  • What should I be doing next?

How should I be approaching automation?

First and foremost, it is vital to understand each process step in the workflow and make it as lean as possible before applying automation. This is to guard against automating inefficient processes, which will magnify the errors and result in costly rework further down the line.

Once process optimisation has taken place, the use cases for automation need to be identified and prioritised based on the highest value to the user. Collaboration between Business and Technology functions is crucial to input into the automation solution, since the chosen software will become part of the IT estate if successful. Finally, a proof of concept or trial period should be run in partnership with the automation provider and internal teams to gain early sight of the automated solution and the potential benefits when applied to a process. 

Which processes respond best to automation?

Historically, the best use cases have been processes which are stable, highly manual and repetitive, and carry a degree of high risk. Whilst this continues to be relevant, automation is increasingly being organised around an overall strategy such as improving the Client Experience. This is supported by our 2020 AM Digital Readiness Survey where we see client facing areas such as Client Reporting, Sales Enablement and Onboarding benefitting most from automation. This is a shift from siloed automation that solves discrete problems within a specific business function to automation that covers end-to-end processes involving multiple business teams with enterprise-wide coordination.
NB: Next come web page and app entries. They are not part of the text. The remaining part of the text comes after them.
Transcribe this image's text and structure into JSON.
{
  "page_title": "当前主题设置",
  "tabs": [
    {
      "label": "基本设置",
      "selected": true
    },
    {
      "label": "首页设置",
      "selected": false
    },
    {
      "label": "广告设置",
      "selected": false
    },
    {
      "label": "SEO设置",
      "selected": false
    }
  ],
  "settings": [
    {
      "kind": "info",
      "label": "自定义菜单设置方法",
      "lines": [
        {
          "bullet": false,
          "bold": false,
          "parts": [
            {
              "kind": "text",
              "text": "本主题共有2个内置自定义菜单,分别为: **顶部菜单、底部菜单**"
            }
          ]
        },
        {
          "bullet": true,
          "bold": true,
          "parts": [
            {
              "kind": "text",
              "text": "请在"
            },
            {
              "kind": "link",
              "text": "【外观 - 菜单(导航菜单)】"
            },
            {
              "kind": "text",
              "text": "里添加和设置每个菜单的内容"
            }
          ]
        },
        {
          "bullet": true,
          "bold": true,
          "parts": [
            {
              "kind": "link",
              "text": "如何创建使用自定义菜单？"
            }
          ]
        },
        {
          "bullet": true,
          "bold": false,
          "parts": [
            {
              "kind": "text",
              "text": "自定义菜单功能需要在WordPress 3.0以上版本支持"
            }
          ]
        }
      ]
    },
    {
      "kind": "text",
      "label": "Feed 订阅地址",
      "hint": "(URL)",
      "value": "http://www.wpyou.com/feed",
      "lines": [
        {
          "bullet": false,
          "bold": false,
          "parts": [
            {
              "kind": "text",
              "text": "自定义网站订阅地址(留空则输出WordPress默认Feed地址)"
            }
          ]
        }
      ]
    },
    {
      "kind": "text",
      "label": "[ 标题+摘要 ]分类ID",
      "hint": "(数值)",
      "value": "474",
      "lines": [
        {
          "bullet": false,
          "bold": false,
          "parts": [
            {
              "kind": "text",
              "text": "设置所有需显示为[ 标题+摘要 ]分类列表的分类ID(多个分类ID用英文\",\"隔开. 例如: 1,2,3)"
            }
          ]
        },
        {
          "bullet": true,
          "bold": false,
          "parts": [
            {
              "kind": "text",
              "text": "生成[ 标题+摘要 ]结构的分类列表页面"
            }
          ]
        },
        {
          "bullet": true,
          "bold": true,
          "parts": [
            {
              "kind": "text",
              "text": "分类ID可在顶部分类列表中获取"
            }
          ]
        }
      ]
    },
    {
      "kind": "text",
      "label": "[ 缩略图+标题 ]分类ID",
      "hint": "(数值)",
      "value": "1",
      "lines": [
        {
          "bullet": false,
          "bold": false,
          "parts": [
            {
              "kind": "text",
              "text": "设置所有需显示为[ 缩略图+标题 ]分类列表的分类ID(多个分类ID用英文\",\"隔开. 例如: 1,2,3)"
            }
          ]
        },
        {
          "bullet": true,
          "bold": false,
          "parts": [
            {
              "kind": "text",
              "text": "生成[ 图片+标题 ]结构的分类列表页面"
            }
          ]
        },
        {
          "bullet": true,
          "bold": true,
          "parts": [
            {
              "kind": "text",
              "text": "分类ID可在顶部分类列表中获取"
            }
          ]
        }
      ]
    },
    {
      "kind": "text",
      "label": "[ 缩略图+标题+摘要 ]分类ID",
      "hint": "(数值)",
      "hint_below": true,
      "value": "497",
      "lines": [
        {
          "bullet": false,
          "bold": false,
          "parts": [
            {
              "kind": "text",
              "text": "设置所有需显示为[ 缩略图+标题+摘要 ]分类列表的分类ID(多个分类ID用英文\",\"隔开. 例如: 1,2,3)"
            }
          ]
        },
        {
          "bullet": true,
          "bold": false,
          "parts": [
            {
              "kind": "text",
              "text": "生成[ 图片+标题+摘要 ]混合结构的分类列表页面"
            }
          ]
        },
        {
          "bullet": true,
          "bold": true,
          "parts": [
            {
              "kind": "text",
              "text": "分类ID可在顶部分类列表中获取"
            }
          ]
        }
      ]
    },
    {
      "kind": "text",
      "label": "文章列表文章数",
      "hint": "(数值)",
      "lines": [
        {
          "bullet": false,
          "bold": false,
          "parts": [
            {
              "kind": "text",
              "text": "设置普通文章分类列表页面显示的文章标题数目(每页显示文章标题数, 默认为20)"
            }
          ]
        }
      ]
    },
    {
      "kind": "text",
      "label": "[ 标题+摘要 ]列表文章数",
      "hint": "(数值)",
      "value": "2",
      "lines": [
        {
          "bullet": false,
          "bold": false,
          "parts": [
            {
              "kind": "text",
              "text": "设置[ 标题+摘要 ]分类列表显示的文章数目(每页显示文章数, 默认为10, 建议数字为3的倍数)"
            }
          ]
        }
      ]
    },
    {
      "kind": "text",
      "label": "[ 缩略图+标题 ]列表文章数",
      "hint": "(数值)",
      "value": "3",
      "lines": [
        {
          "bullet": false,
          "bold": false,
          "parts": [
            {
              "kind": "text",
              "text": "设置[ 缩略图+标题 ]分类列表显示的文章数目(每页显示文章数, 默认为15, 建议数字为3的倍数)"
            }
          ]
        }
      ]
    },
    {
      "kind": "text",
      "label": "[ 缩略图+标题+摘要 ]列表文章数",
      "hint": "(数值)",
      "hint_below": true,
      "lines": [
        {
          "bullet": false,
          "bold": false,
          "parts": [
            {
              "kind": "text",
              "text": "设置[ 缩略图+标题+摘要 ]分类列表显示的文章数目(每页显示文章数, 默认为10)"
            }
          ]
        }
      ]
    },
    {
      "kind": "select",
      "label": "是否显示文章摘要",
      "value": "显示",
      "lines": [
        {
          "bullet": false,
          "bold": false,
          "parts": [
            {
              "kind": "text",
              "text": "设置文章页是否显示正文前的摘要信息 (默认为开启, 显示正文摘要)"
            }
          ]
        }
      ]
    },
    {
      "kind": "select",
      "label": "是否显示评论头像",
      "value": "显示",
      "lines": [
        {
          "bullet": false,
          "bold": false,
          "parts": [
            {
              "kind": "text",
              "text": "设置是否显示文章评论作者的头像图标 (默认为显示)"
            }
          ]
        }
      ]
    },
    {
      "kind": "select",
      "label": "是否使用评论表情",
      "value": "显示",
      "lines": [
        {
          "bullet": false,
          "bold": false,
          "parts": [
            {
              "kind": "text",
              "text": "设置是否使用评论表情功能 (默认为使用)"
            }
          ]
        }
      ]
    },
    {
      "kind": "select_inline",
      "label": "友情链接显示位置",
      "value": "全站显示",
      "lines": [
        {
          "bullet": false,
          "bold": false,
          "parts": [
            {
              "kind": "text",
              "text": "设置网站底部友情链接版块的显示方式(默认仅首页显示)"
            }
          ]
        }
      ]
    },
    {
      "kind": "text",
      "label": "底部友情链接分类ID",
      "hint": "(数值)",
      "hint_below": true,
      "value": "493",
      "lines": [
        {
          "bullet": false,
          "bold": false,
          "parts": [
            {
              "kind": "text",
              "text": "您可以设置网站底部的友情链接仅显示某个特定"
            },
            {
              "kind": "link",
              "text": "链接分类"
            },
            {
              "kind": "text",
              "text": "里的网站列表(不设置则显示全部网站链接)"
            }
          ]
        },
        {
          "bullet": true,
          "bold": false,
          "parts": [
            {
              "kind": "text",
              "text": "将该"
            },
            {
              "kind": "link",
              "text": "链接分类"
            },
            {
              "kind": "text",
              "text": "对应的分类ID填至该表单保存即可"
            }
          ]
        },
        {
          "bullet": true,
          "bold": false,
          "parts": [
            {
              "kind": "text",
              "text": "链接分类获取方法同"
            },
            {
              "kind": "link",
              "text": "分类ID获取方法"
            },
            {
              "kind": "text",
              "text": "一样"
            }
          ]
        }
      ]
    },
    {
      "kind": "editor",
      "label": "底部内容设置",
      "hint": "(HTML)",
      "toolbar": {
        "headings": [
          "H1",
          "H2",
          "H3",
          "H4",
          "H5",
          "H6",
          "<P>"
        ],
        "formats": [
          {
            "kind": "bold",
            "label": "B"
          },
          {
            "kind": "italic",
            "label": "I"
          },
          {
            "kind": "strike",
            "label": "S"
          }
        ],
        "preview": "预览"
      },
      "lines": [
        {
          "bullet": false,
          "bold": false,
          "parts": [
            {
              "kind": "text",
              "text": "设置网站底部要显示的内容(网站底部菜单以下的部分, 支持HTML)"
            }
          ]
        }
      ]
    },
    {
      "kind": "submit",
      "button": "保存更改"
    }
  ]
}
What should I be doing next?

There are four steps Asset Managers should take now to drive greater levels of automation. These are built on Agile methodologies which deliver change by getting ideas to market more quickly, and creating solutions that are more attuned to the needs of users.

  1. Define the vision for automation – develop the overall automation strategy and articulate the role of automation within the organisation, and how it adds value and benefit.
  2. Select the automation use cases – create a backlog of processes for automation and group into themes, before picking the use cases which will deliver the highest-value items for the user
  3. Develop the candidate MVP – design, build, and test a small-scale automation solution. Gather feedback quickly from users for iterative development
  4. Scale out successful outcomes – use the findings from the MVP to finalise the solution and start to apply automation to more areas of the organisation

Automation spans multiple functions and requires a joined-up approach to deliver scale and efficiency. Asset Managers need to ensure they are organised around this with the right strategy, structure, skillsets, processes and technology.

Here at Alpha, we are experts in supporting clients with their Automation journey. If you would like to find out more about the topics raised in this article or would like to discuss the Automation challenges faced by your organisation, please get in touch.

About the Authors

Anthony Boakye-Mensah

Anthony is a Manager at Alpha with over nine years' experience within asset and wealth management. He has experience in helping clients optimise processes across multiple functional areas using industry recognised enterprise systems and low-code technology.

Darren Chim

Darren is a Manager at Alpha with more than 8 years Financial Services and Consulting experience. He has delivered Distribution and Digital transformation projects covering a mix of sales and marketing strategy, client experience, organisational design, and implementing new ways of working. He has successfully managed the review of a new digital and marketing operating model for a global asset manager to support the integration following a merger, and has previously led the design of the UK Distribution operating model at a global manager which involved conducting market analysis and designing a new data-led client segmentation model to support a new proposition strategy to improve sales effectiveness.